Go through the listing below and state how many lines hold the word "data", giving only the number.

(Task material)

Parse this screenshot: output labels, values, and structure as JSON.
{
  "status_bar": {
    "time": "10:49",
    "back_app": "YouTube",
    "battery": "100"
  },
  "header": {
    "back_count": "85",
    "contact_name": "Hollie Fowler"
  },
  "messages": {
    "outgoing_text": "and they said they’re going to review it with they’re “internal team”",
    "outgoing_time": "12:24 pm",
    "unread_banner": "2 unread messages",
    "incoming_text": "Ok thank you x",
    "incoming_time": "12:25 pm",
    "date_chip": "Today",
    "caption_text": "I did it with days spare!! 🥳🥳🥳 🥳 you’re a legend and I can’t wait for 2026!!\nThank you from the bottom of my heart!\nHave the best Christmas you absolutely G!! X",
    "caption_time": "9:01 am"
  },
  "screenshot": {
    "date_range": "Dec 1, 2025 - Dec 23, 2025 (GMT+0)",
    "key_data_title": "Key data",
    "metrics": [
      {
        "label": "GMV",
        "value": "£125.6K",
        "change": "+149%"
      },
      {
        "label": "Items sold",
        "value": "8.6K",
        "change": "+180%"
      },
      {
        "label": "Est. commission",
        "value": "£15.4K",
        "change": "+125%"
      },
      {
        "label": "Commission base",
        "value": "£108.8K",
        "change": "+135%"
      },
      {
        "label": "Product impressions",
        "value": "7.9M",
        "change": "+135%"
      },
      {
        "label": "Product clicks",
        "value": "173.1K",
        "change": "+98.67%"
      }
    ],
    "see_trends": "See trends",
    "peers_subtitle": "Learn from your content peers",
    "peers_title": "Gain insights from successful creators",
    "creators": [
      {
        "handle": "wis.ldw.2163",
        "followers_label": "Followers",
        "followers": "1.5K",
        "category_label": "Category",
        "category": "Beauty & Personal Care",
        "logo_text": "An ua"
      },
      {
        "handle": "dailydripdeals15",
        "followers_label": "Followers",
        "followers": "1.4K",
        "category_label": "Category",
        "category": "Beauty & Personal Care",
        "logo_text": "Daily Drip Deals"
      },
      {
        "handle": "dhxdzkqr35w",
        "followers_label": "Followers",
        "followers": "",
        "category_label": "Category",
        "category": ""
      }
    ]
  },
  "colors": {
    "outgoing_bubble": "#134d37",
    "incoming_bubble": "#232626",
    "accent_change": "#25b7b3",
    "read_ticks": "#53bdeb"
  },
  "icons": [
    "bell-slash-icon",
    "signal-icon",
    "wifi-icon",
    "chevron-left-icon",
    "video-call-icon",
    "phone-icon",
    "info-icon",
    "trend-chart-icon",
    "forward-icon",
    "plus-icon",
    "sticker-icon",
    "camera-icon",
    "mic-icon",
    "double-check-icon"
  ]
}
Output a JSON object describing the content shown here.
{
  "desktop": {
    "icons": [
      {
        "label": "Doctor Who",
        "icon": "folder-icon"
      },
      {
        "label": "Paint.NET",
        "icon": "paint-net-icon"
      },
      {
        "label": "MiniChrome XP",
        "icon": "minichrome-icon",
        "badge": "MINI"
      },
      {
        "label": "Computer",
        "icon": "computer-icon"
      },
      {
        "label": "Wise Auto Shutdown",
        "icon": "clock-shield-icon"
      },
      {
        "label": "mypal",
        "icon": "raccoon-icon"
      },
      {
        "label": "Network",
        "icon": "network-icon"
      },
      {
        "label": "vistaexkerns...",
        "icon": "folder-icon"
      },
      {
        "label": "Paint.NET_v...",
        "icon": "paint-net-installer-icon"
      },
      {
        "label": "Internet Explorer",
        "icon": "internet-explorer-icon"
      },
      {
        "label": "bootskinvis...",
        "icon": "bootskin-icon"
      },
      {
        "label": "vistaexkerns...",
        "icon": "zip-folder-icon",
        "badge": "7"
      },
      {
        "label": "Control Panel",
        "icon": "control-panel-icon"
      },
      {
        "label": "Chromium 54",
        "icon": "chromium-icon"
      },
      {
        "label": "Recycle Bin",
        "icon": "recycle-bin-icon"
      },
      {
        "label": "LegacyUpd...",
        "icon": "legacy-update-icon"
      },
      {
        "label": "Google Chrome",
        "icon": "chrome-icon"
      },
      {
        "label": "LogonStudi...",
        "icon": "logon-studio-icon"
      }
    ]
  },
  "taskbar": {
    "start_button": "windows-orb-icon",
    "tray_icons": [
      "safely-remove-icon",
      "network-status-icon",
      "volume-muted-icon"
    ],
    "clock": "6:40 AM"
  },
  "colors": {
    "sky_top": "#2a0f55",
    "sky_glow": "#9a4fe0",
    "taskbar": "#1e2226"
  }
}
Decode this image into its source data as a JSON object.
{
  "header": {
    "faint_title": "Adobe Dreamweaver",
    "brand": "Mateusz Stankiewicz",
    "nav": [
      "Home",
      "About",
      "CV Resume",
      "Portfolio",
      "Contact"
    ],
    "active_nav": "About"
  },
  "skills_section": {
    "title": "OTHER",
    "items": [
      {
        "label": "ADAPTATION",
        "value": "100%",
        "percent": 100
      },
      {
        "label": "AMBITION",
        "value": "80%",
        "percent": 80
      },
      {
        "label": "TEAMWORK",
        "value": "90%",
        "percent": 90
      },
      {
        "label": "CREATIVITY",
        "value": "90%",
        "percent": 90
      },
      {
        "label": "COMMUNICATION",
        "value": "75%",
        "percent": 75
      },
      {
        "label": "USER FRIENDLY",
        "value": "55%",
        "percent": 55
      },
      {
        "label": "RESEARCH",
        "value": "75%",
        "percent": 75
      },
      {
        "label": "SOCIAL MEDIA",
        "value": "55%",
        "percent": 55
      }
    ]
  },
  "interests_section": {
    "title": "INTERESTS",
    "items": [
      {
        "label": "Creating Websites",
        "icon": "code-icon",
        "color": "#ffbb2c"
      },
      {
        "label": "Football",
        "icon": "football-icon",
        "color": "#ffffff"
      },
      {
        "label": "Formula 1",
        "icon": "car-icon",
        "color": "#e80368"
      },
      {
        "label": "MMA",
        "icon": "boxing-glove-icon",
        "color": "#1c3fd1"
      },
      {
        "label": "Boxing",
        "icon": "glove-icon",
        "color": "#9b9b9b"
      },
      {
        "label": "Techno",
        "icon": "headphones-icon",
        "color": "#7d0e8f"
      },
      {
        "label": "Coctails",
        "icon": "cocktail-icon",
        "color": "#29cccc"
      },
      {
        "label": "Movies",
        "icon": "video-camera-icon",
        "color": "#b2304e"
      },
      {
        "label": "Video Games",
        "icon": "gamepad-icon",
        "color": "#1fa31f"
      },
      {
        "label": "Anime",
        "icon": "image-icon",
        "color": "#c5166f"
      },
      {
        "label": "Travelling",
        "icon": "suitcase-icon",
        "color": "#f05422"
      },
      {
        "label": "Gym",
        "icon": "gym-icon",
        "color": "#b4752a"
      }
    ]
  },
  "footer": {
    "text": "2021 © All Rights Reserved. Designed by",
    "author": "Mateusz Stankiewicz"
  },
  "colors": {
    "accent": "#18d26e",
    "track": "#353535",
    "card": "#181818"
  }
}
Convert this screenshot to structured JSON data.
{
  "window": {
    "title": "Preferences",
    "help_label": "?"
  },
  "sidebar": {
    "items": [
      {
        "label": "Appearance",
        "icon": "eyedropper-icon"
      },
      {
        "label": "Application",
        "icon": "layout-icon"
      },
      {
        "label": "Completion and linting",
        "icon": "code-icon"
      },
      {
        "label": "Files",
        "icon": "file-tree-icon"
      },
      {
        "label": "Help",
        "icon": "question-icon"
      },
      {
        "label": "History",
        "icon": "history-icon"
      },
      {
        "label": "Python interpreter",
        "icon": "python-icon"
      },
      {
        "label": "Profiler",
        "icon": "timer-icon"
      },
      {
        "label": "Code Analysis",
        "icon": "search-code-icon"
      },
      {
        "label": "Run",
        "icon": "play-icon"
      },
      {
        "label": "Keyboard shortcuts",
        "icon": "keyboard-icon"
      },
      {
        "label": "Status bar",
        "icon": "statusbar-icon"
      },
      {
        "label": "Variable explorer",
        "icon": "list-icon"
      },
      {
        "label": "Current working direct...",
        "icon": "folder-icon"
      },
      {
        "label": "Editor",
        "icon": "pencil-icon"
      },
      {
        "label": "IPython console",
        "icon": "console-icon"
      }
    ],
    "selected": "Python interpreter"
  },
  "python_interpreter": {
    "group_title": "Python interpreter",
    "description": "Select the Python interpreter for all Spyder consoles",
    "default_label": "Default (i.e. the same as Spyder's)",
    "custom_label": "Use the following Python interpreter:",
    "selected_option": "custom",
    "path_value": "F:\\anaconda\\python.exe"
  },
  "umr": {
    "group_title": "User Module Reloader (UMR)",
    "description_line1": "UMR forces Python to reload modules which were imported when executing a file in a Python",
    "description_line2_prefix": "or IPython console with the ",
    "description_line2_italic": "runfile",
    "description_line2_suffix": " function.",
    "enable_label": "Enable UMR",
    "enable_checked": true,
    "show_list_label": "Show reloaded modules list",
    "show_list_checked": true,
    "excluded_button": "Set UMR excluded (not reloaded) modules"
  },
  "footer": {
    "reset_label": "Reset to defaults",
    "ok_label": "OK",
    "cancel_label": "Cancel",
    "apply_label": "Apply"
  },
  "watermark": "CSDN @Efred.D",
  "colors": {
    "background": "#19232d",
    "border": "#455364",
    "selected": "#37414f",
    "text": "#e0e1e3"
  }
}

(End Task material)

Output for this exercise =
3